The Progressive Publishing Company
Our 102nd Year Serving Clearfield, Curwensville, Philipsburg, and Moshannon Valley, PA

The Progress Home >> Saturday, November 12, 2011 - Bionol Clearfield may sell water

  News Department
  Sports Department
  Classified Advertising
  Legal Advertising
  Display (Retail) Advertising
  Circulation Department
  Death Notices

Forms and Submissions
  Submission Forms

More than just news...
  Looking for information?

Site Tools

Other Links
  News Related Links
  Business Related Links

Search Site

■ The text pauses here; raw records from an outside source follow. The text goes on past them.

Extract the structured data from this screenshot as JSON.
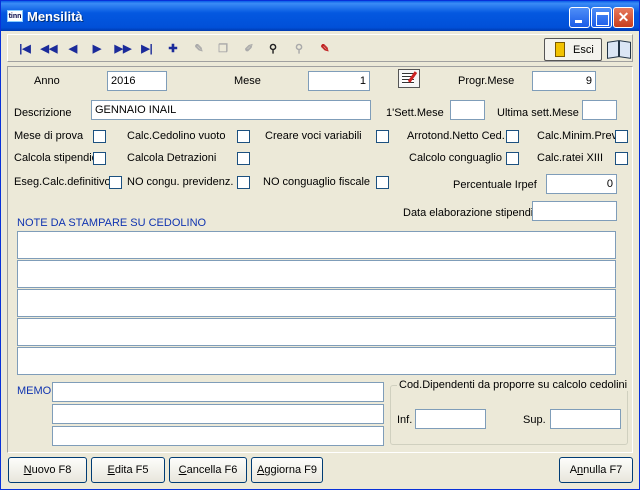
{
  "window": {
    "title": "Mensilità",
    "icon_text": "tinn"
  },
  "toolbar": {
    "icons": [
      "first-record",
      "prev-page",
      "prev-record",
      "next-record",
      "next-page",
      "last-record",
      "new-record",
      "edit-record",
      "copy-record",
      "delete-record",
      "search",
      "search-disabled",
      "clear-filter"
    ],
    "exit_label": "Esci",
    "help_icon": "book"
  },
  "form": {
    "anno_label": "Anno",
    "anno_value": "2016",
    "mese_label": "Mese",
    "mese_value": "1",
    "progr_label": "Progr.Mese",
    "progr_value": "9",
    "descrizione_label": "Descrizione",
    "descrizione_value": "GENNAIO INAIL",
    "primo_sett_label": "1'Sett.Mese",
    "primo_sett_value": "",
    "ultima_sett_label": "Ultima sett.Mese",
    "ultima_sett_value": "",
    "checks": {
      "mese_prova": "Mese di prova",
      "calc_cedolino_vuoto": "Calc.Cedolino vuoto",
      "creare_voci": "Creare voci variabili",
      "arrotond_netto": "Arrotond.Netto Ced.",
      "calc_minim_prev": "Calc.Minim.Prev.",
      "calcola_stipendio": "Calcola stipendio",
      "calcola_detrazioni": "Calcola Detrazioni",
      "calcolo_conguaglio": "Calcolo conguaglio",
      "calc_ratei": "Calc.ratei XIII",
      "eseg_calc_def": "Eseg.Calc.definitivo",
      "no_congu_prev": "NO congu. previdenz.",
      "no_congu_fiscale": "NO conguaglio fiscale"
    },
    "percentuale_label": "Percentuale Irpef",
    "percentuale_value": "0",
    "data_elab_label": "Data elaborazione stipendi",
    "data_elab_value": "",
    "note_label": "NOTE DA STAMPARE SU CEDOLINO",
    "memo_label": "MEMO",
    "cod_dip_label": "Cod.Dipendenti da proporre su calcolo cedolini",
    "inf_label": "Inf.",
    "inf_value": "",
    "sup_label": "Sup.",
    "sup_value": ""
  },
  "buttons": {
    "nuovo_key": "N",
    "nuovo_rest": "uovo  F8",
    "edita_key": "E",
    "edita_rest": "dita  F5",
    "cancella_key": "C",
    "cancella_rest": "ancella  F6",
    "aggiorna_key": "A",
    "aggiorna_rest": "ggiorna  F9",
    "annulla_pre": "A",
    "annulla_key": "n",
    "annulla_rest": "nulla  F7"
  },
  "colors": {
    "title_bar": "#0458e0",
    "label_blue": "#1034b0",
    "window_bg": "#ece9d8"
  }
}
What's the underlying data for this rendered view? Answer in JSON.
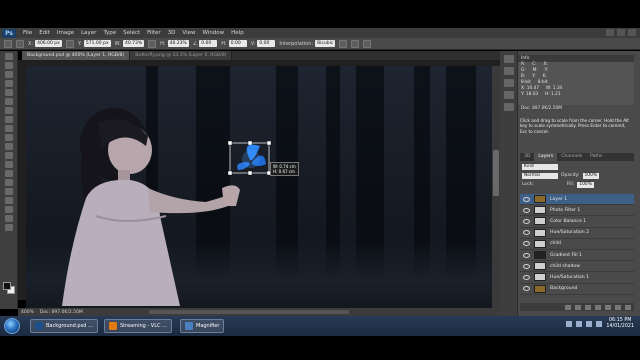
{
  "app": {
    "logo": "Ps"
  },
  "menu": [
    "File",
    "Edit",
    "Image",
    "Layer",
    "Type",
    "Select",
    "Filter",
    "3D",
    "View",
    "Window",
    "Help"
  ],
  "options": {
    "x": {
      "label": "X:",
      "value": "406.00 px"
    },
    "y": {
      "label": "Y:",
      "value": "571.00 px"
    },
    "w": {
      "label": "W:",
      "value": "40.73%"
    },
    "h": {
      "label": "H:",
      "value": "40.23%"
    },
    "angle": {
      "value": "0.00"
    },
    "hskew": {
      "label": "H:",
      "value": "0.00"
    },
    "vskew": {
      "label": "V:",
      "value": "0.00"
    },
    "interpolation": {
      "label": "Interpolation:",
      "value": "Bicubic"
    }
  },
  "tabs": [
    {
      "label": "Background.psd @ 400% (Layer 1, RGB/8)",
      "active": true
    },
    {
      "label": "Butterfly.png @ 33.3% (Layer 0, RGB/8)",
      "active": false
    }
  ],
  "transform_tooltip": {
    "w": "W: 0.74 cm",
    "h": "H: 0.67 cm"
  },
  "status": {
    "zoom": "400%",
    "doc": "Doc: 897.0K/2.50M"
  },
  "info_panel": {
    "title": "Info",
    "rows": [
      {
        "a": "R:",
        "b": "C:",
        "c": "X:"
      },
      {
        "a": "G:",
        "b": "M:",
        "c": "Y:"
      },
      {
        "a": "B:",
        "b": "Y:",
        "c": "K:"
      },
      {
        "a": "8-bit",
        "b": "8-bit",
        "c": ""
      },
      {
        "a": "X: 16.47",
        "b": "W: 1.34",
        "c": ""
      },
      {
        "a": "Y: 18.03",
        "b": "H: 1.21",
        "c": ""
      },
      {
        "a": "Doc: 897.0K/2.50M",
        "b": "",
        "c": ""
      }
    ],
    "message": "Click and drag to scale from the corner. Hold the Alt key to scale symmetrically. Press Enter to commit, Esc to cancel."
  },
  "panel_tabs": [
    {
      "label": "3D",
      "active": false
    },
    {
      "label": "Layers",
      "active": true
    },
    {
      "label": "Channels",
      "active": false
    },
    {
      "label": "Paths",
      "active": false
    }
  ],
  "layer_options": {
    "kind": "Kind",
    "blend": "Normal",
    "opacity_label": "Opacity:",
    "opacity": "100%",
    "lock_label": "Lock:",
    "fill_label": "Fill:",
    "fill": "100%"
  },
  "layers": [
    {
      "name": "Layer 1",
      "thumb": "img",
      "selected": true
    },
    {
      "name": "Photo Filter 1",
      "thumb": "adj",
      "selected": false
    },
    {
      "name": "Color Balance 1",
      "thumb": "adj",
      "selected": false
    },
    {
      "name": "Hue/Saturation 2",
      "thumb": "adj",
      "selected": false
    },
    {
      "name": "child",
      "thumb": "adj",
      "selected": false
    },
    {
      "name": "Gradient Fill 1",
      "thumb": "dark",
      "selected": false
    },
    {
      "name": "child shadow",
      "thumb": "adj",
      "selected": false
    },
    {
      "name": "Hue/Saturation 1",
      "thumb": "adj",
      "selected": false
    },
    {
      "name": "Background",
      "thumb": "img",
      "selected": false
    }
  ],
  "taskbar": {
    "buttons": [
      {
        "label": "Background.psd ...",
        "icon_color": "#1d4f8a"
      },
      {
        "label": "Streaming - VLC ...",
        "icon_color": "#e07a10"
      },
      {
        "label": "Magnifier",
        "icon_color": "#4a7fc0"
      }
    ],
    "time": "06:15 PM",
    "date": "14/01/2021"
  },
  "colors": {
    "accent": "#3e5f87",
    "butterfly": "#2f8cff"
  }
}
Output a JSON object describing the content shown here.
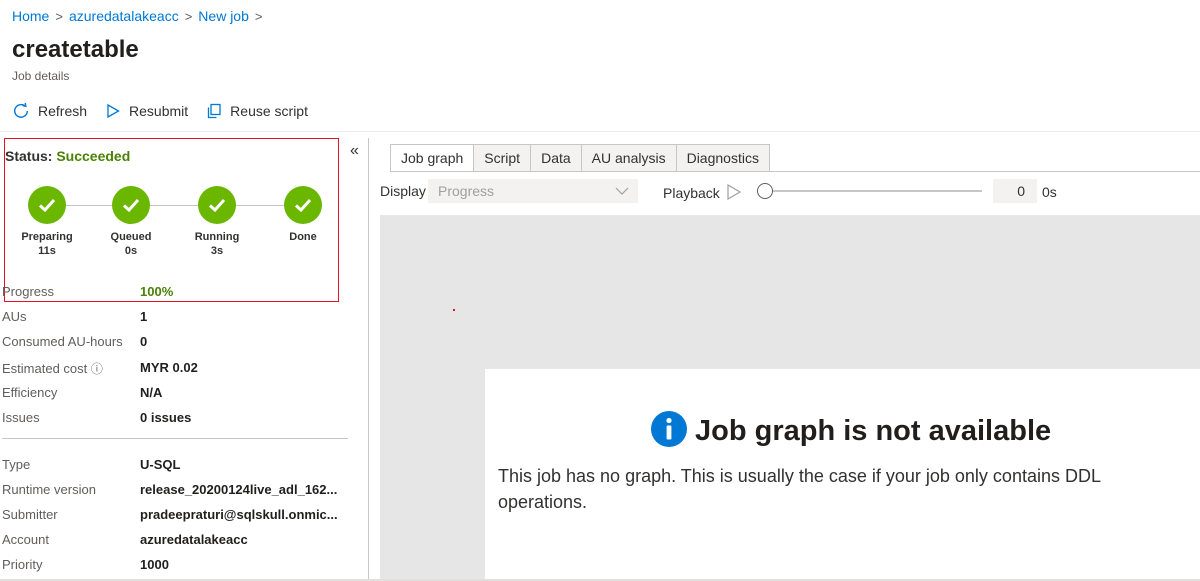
{
  "breadcrumb": [
    {
      "label": "Home"
    },
    {
      "label": "azuredatalakeacc"
    },
    {
      "label": "New job"
    }
  ],
  "breadcrumb_separator": ">",
  "page_title": "createtable",
  "page_subtitle": "Job details",
  "toolbar": {
    "refresh_label": "Refresh",
    "resubmit_label": "Resubmit",
    "reuse_label": "Reuse script"
  },
  "status": {
    "label": "Status:",
    "value": "Succeeded",
    "steps": [
      {
        "name": "Preparing",
        "time": "11s"
      },
      {
        "name": "Queued",
        "time": "0s"
      },
      {
        "name": "Running",
        "time": "3s"
      },
      {
        "name": "Done",
        "time": ""
      }
    ]
  },
  "properties": [
    {
      "key": "Progress",
      "value": "100%"
    },
    {
      "key": "AUs",
      "value": "1"
    },
    {
      "key": "Consumed AU-hours",
      "value": "0"
    },
    {
      "key": "Estimated cost",
      "value": "MYR 0.02"
    },
    {
      "key": "Efficiency",
      "value": "N/A"
    },
    {
      "key": "Issues",
      "value": "0 issues"
    }
  ],
  "details": [
    {
      "key": "Type",
      "value": "U-SQL"
    },
    {
      "key": "Runtime version",
      "value": "release_20200124live_adl_162..."
    },
    {
      "key": "Submitter",
      "value": "pradeepraturi@sqlskull.onmic..."
    },
    {
      "key": "Account",
      "value": "azuredatalakeacc"
    },
    {
      "key": "Priority",
      "value": "1000"
    }
  ],
  "collapse_glyph": "«",
  "tabs": [
    {
      "label": "Job graph"
    },
    {
      "label": "Script"
    },
    {
      "label": "Data"
    },
    {
      "label": "AU analysis"
    },
    {
      "label": "Diagnostics"
    }
  ],
  "display": {
    "label": "Display",
    "selected": "Progress"
  },
  "playback": {
    "label": "Playback",
    "value": "0",
    "unit": "0s"
  },
  "graph_message": {
    "title": "Job graph is not available",
    "body": "This job has no graph. This is usually the case if your job only contains DDL operations."
  },
  "colors": {
    "accent": "#0078d4",
    "success": "#6bb700",
    "success_text": "#498205",
    "highlight_border": "#e81123"
  }
}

Johnson Motors - 877-816-0659
Bionol Clearfield may sell water
Saturday, November 12, 2011
By Jeff Corcino Staff Writer
Tankers may soon be rolling out of Bionol Clearfield's ethanol plant again, but instead of carrying ethanol, they will be carring water
At Thursday's Clearfield Borough Council committee meetings it was announced that the borough was given notice that Bionol Clearfield has filed an application with the Susquehanna River Basin Commission for a slight modification to its withdrawal permit to allow it to sell water taken from the West Branch of the Susquehanna River.
Bionol Clearfield started production at its $270 million ethanol plant in December 2009 but the plant was idled just eight months later in July 2010 when the company declared Chapter 7 Liquidation Bankruptcy.
The ethanol plant was authorized by the SRBC to withdraw 2.5 million gallons of water per day from the West Branch of the Susquehanna River for use in ethanol production, but it now wants to sell a portion of this allocation to the natural gas extraction industry.
Natural gas drilling companies use large amounts of water for hydrofracturing or "fracking" where large volumes of water are pumped underground under high pressure to fracture the rock surrounding the well to increase its yield.
According to council member Susan Reed, Bionol is proposing selling a fraction of its water allocation, about 200,000-400,000 gallons of water per day, so its impact on the river would be minimal.
The water sales would also cause approximately 40 trucks per day to visit the plant, which is also far below the 200 trucks per day that visited the plant when it was operating.
Because its traffic numbers would be far lower than when the plant was operating it is unlikely the traffic signal at the entrance of the plant would need to be activated since it didn't need activated when the plant was operating, Reed said.
However, Kling asked that they be assured by Bionol or the gas drilling company that in purchasing the water they would accept the responsibility of maintaining the traffic signal if the state Department of Transportation believes it should be activated.
Commercial Printing - 814-765-4731